In R v Horncastle  2 WLR 47, SC, it was held that in rare cases, the Supreme Court can decline to follow the decision of the European Court if it militates against the particular aspects of domestic process. This will result in the two courts engaging in dialogues where the European Court may offer to reconsider its decision. Horncastle involved the conviction of the defendant under the Criminal Justice Act 2003 based on the statement of a witness in absentia which does not amount to a fair trial guaranteed under Article 6 of the ECHR. The Supreme Court conviction was not in violation of said Article 6.
There are two aspects to a precedent. They are ratio decidendi and obiter dictum. The ratio decidendi is the mandatory part of a judicial decision including the one based on a precedent. On the other hand, obiter dictum represents passing remarks made by the judge during the course of hearings or in a judgment which need not be binding. But it has a persuasive force. Sometimes such opinions of the House of Lords sounding as obiter may turn out to be a part of ratio decidendi and hence will have the force of a precedent. Since the binding part of ratio decidendi is the principle of law, such cases are not binding on questions of fact (Ingman, 2011).
Thus, by virtue of the principle of judicial precedent, judges are not considered to make or change a law which is always the same. According to this logic, the overruling of an earlier decision does not represent a change of law. The actual position is that the true nature of law is discovered or disclosed. Thus, judicial precedent is governed also by the principles of judicial interpretation which goes deep into the legislative intent before passing the laws.
The meanings of the words appearing in the statutes of the Parliament are interpretable by the judges in accordance with Statutory rules and Common law rules. Their interpretation and the resultant ratio decidendi become precedents for the future compliance of the courts and tribunals below.
Anderton v Ryan  UKHL 5.
Criminal Justice Act 2003, 2003 c. 44. Web.
Ingman, T. 2011, The English Legal Process. Oxford: Oxford University Press.

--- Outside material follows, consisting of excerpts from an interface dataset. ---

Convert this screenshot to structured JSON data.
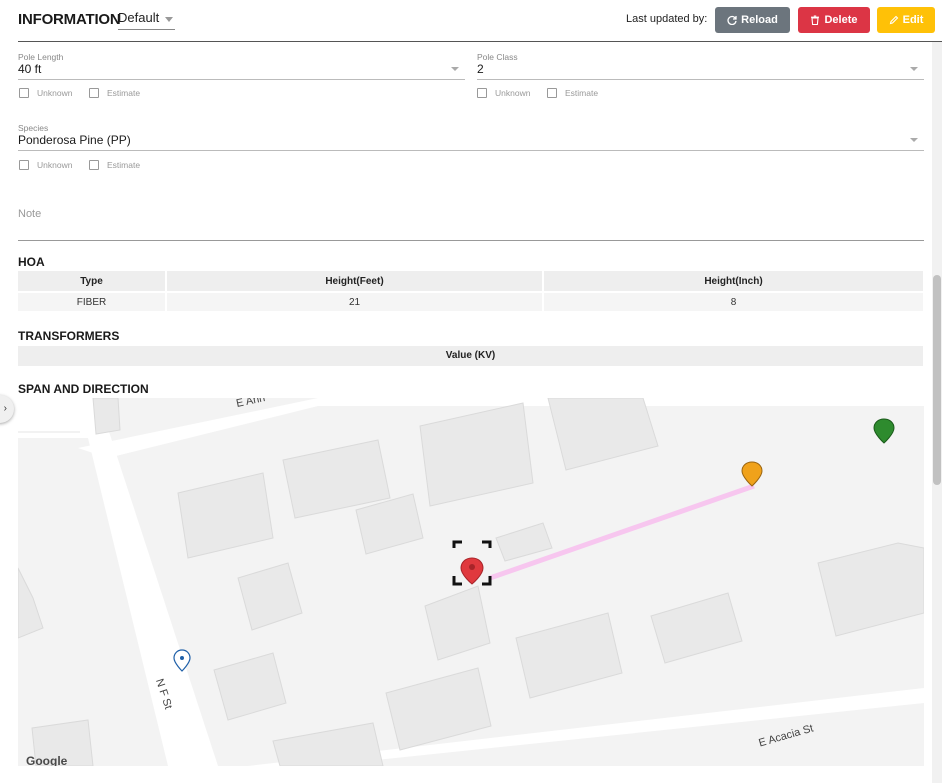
{
  "header": {
    "title": "INFORMATION",
    "view_value": "Default",
    "last_updated_label": "Last updated by:",
    "reload_label": "Reload",
    "delete_label": "Delete",
    "edit_label": "Edit"
  },
  "fields": {
    "pole_length": {
      "label": "Pole Length",
      "value": "40 ft"
    },
    "pole_class": {
      "label": "Pole Class",
      "value": "2"
    },
    "species": {
      "label": "Species",
      "value": "Ponderosa Pine (PP)"
    },
    "unknown_label": "Unknown",
    "estimate_label": "Estimate",
    "note_placeholder": "Note"
  },
  "hoa": {
    "title": "HOA",
    "columns": [
      "Type",
      "Height(Feet)",
      "Height(Inch)"
    ],
    "rows": [
      [
        "FIBER",
        "21",
        "8"
      ]
    ]
  },
  "transformers": {
    "title": "TRANSFORMERS",
    "columns": [
      "Value (KV)"
    ]
  },
  "span": {
    "title": "SPAN AND DIRECTION",
    "streets": [
      "E Acacia St",
      "N F St",
      "E Ann"
    ],
    "map_logo": "Google"
  },
  "colors": {
    "reload": "#6c757d",
    "delete": "#dc3545",
    "edit": "#ffc107",
    "span_line": "#f7c6ef",
    "marker_red": "#e0393e",
    "marker_orange": "#f0a21b",
    "marker_green": "#2e8b2e",
    "marker_blue": "#1e5fa8"
  }
}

Lewis, S. n.d., Using cases to illustrate, explain how and why the courts make use of the doctrine of judicial precedent and statutory interpretation to resolve points of law. Web.
R (RJM) v Secretary of State for Work and Pensions  3 WLR 1023.
Slapper, G., & Kelly, D. 2011, The Englsih Legal Syatem. Oxon: Taylor & Francis.